__GOAL OF THE EXERCISE__. The whole listing should be retyped word for word, apart from the pictures it holds.

__EXTRACTED INFORMATION__.
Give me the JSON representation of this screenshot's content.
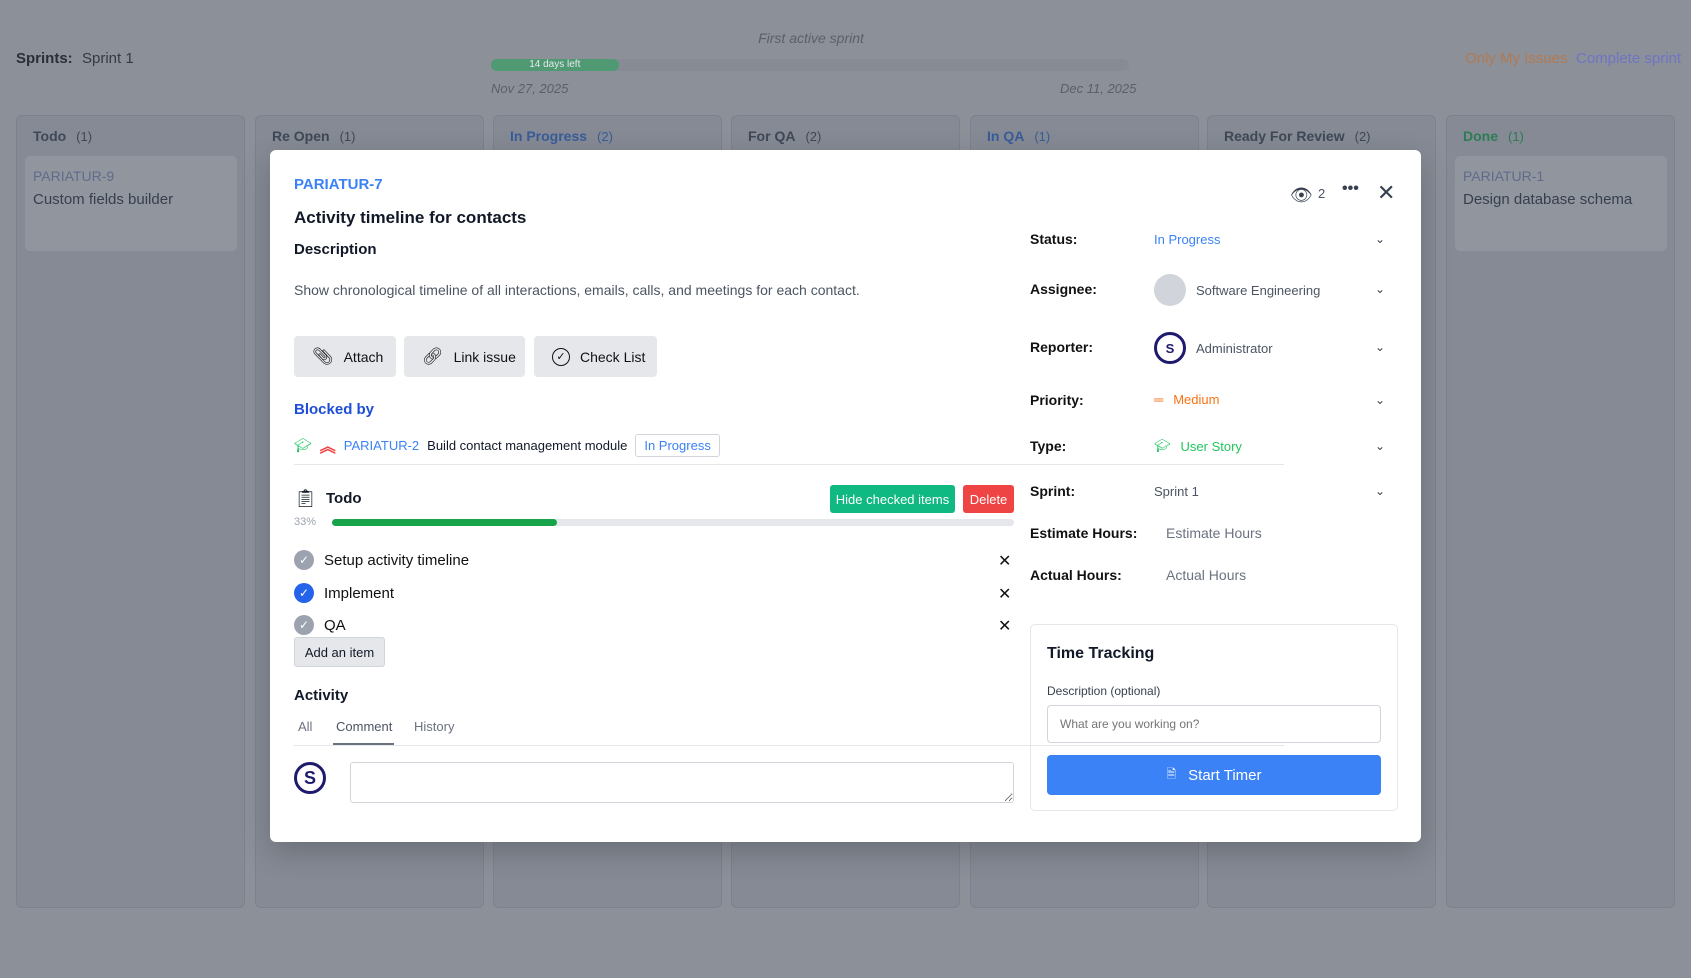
{
  "header": {
    "sprints_label": "Sprints:",
    "sprint_name": "Sprint 1",
    "sprint_goal": "First active sprint",
    "days_left": "14 days left",
    "progress_fraction": 0.2,
    "start_date": "Nov 27, 2025",
    "end_date": "Dec 11, 2025",
    "only_my_issues": "Only My Issues",
    "complete_sprint": "Complete sprint"
  },
  "columns": [
    {
      "title": "Todo",
      "count": "(1)",
      "color": "#4b5563",
      "card": {
        "key": "PARIATUR-9",
        "title": "Custom fields builder"
      }
    },
    {
      "title": "Re Open",
      "count": "(1)",
      "color": "#4b5563"
    },
    {
      "title": "In Progress",
      "count": "(2)",
      "color": "#3b82f6"
    },
    {
      "title": "For QA",
      "count": "(2)",
      "color": "#4b5563"
    },
    {
      "title": "In QA",
      "count": "(1)",
      "color": "#3b82f6"
    },
    {
      "title": "Ready For Review",
      "count": "(2)",
      "color": "#4b5563"
    },
    {
      "title": "Done",
      "count": "(1)",
      "color": "#22c55e",
      "card": {
        "key": "PARIATUR-1",
        "title": "Design database schema"
      }
    }
  ],
  "modal": {
    "key": "PARIATUR-7",
    "title": "Activity timeline for contacts",
    "description_label": "Description",
    "description": "Show chronological timeline of all interactions, emails, calls, and meetings for each contact.",
    "watchers": "2",
    "actions": {
      "attach": "Attach",
      "link": "Link issue",
      "checklist": "Check List"
    },
    "blocked_by": {
      "label": "Blocked by",
      "key": "PARIATUR-2",
      "title": "Build contact management module",
      "status": "In Progress"
    },
    "checklist": {
      "title": "Todo",
      "hide": "Hide checked items",
      "delete": "Delete",
      "percent": "33%",
      "progress": 0.33,
      "items": [
        {
          "text": "Setup activity timeline",
          "checked": false
        },
        {
          "text": "Implement",
          "checked": true
        },
        {
          "text": "QA",
          "checked": false
        }
      ],
      "add": "Add an item"
    },
    "activity": {
      "label": "Activity",
      "tabs": [
        "All",
        "Comment",
        "History"
      ],
      "active": "Comment"
    },
    "fields": {
      "status_l": "Status:",
      "status": "In Progress",
      "assignee_l": "Assignee:",
      "assignee": "Software Engineering",
      "reporter_l": "Reporter:",
      "reporter": "Administrator",
      "priority_l": "Priority:",
      "priority": "Medium",
      "type_l": "Type:",
      "type": "User Story",
      "sprint_l": "Sprint:",
      "sprint": "Sprint 1",
      "estimate_l": "Estimate Hours:",
      "estimate_ph": "Estimate Hours",
      "actual_l": "Actual Hours:",
      "actual_ph": "Actual Hours"
    },
    "time_tracking": {
      "title": "Time Tracking",
      "desc_label": "Description (optional)",
      "placeholder": "What are you working on?",
      "start": "Start Timer"
    }
  },
  "colors": {
    "accent": "#3b82f6",
    "green": "#10b981",
    "danger": "#ef4444",
    "priority": "#f97316"
  }
}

__RESPONSE BELOW__.
Give me the JSON representation of this screenshot's content.
{
  "header": {
    "sprints_label": "Sprints:",
    "sprint_name": "Sprint 1",
    "sprint_goal": "First active sprint",
    "days_left": "14 days left",
    "progress_fraction": 0.2,
    "start_date": "Nov 27, 2025",
    "end_date": "Dec 11, 2025",
    "only_my_issues": "Only My Issues",
    "complete_sprint": "Complete sprint"
  },
  "columns": [
    {
      "title": "Todo",
      "count": "(1)",
      "color": "#4b5563",
      "card": {
        "key": "PARIATUR-9",
        "title": "Custom fields builder"
      }
    },
    {
      "title": "Re Open",
      "count": "(1)",
      "color": "#4b5563"
    },
    {
      "title": "In Progress",
      "count": "(2)",
      "color": "#3b82f6"
    },
    {
      "title": "For QA",
      "count": "(2)",
      "color": "#4b5563"
    },
    {
      "title": "In QA",
      "count": "(1)",
      "color": "#3b82f6"
    },
    {
      "title": "Ready For Review",
      "count": "(2)",
      "color": "#4b5563"
    },
    {
      "title": "Done",
      "count": "(1)",
      "color": "#22c55e",
      "card": {
        "key": "PARIATUR-1",
        "title": "Design database schema"
      }
    }
  ],
  "modal": {
    "key": "PARIATUR-7",
    "title": "Activity timeline for contacts",
    "description_label": "Description",
    "description": "Show chronological timeline of all interactions, emails, calls, and meetings for each contact.",
    "watchers": "2",
    "actions": {
      "attach": "Attach",
      "link": "Link issue",
      "checklist": "Check List"
    },
    "blocked_by": {
      "label": "Blocked by",
      "key": "PARIATUR-2",
      "title": "Build contact management module",
      "status": "In Progress"
    },
    "checklist": {
      "title": "Todo",
      "hide": "Hide checked items",
      "delete": "Delete",
      "percent": "33%",
      "progress": 0.33,
      "items": [
        {
          "text": "Setup activity timeline",
          "checked": false
        },
        {
          "text": "Implement",
          "checked": true
        },
        {
          "text": "QA",
          "checked": false
        }
      ],
      "add": "Add an item"
    },
    "activity": {
      "label": "Activity",
      "tabs": [
        "All",
        "Comment",
        "History"
      ],
      "active": "Comment"
    },
    "fields": {
      "status_l": "Status:",
      "status": "In Progress",
      "assignee_l": "Assignee:",
      "assignee": "Software Engineering",
      "reporter_l": "Reporter:",
      "reporter": "Administrator",
      "priority_l": "Priority:",
      "priority": "Medium",
      "type_l": "Type:",
      "type": "User Story",
      "sprint_l": "Sprint:",
      "sprint": "Sprint 1",
      "estimate_l": "Estimate Hours:",
      "estimate_ph": "Estimate Hours",
      "actual_l": "Actual Hours:",
      "actual_ph": "Actual Hours"
    },
    "time_tracking": {
      "title": "Time Tracking",
      "desc_label": "Description (optional)",
      "placeholder": "What are you working on?",
      "start": "Start Timer"
    }
  },
  "colors": {
    "accent": "#3b82f6",
    "green": "#10b981",
    "danger": "#ef4444",
    "priority": "#f97316"
  }
}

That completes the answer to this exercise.